At the NFB the filmmakers never stopped making animated documentaries, and a similar tradition has been kept alive in the Scandinavian countries of Denmark, Sweden and Norway. I believe a major reason for this is the social democratic political thinking that lies behind both the ideology of the NFB and the film politics in Scandinavia. The film industry deserves state funding because the films play a vital role in our democracy."
(Gunnar Strøm, March 2005, 'How Swede It Is ...and Danish and Norwegian: Scandinavian documentary animation', p.13, fpsmagazine.com)
Fig.1 Monika Forsberg & Susie Sparrow 2006, We Believe in Happy Endings

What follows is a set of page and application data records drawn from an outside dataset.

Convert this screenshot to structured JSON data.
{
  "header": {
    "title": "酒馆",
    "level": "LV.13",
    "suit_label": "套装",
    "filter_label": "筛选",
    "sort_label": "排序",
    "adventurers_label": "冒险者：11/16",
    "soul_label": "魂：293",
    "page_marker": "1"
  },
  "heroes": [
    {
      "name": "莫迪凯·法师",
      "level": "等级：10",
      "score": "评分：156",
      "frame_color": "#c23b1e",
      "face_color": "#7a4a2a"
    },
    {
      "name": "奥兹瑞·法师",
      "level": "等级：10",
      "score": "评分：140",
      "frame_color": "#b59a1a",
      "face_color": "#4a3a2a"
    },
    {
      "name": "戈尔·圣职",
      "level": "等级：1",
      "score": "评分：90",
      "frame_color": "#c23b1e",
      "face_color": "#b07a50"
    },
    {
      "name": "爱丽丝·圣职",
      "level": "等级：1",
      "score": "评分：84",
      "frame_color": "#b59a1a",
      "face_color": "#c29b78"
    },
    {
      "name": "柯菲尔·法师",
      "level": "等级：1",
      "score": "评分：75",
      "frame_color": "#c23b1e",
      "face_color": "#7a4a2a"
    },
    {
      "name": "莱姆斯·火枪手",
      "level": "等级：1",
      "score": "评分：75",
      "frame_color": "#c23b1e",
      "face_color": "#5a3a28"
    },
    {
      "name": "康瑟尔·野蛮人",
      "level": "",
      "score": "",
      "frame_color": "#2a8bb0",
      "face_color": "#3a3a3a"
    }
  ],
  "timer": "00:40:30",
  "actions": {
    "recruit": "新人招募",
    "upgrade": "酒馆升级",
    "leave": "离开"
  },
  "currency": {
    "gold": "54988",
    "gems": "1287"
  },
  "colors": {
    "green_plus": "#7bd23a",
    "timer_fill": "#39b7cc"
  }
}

Kyle Cooper "specializes in crafting title sequences - the short introductions and closings to films, videogames, and television shows that list the names of the cast and crew involved in the production. In this boutique industry, Cooper is king. He has designed the lead-ins to 150 features - including Donnie Brasco, the 1996 remake of The Island of Dr. Moreau, Mission: Impossible, Spider-Man, Sphere, Spawn, Twister, and Flubber. The movies themselves may not be cinematic classics, but Cooper's credits - which operate as minifilms in their own right - consistently stun and entertain audiences. For this spring's Dawn of the Dead, he even used real human blood. Critic Elvis Mitchell, in his New York Times review of the movie, summed up the Cooper effect: 'The opening and closing credits are so good, they're almost worth sitting through the film for.' Indeed, the word in Hollywood is that some filmmakers have refused to work with Cooper, says Dawn of the Dead director Zach Snyder, because he's 'the guy who makes title sequences better than the movie.' Not since Saul Bass' legendary preludes to The Man With the Golden Arm (1955) and Vertigo (1958) have credits attracted such attention. Cooper counts Bass' work, along with Stephen Frankfurt's lead-in for To Kill a Mockingbird (1962), as his greatest influences."
(Jon M. Gibson, Wired Issue 12.06 - June 2004)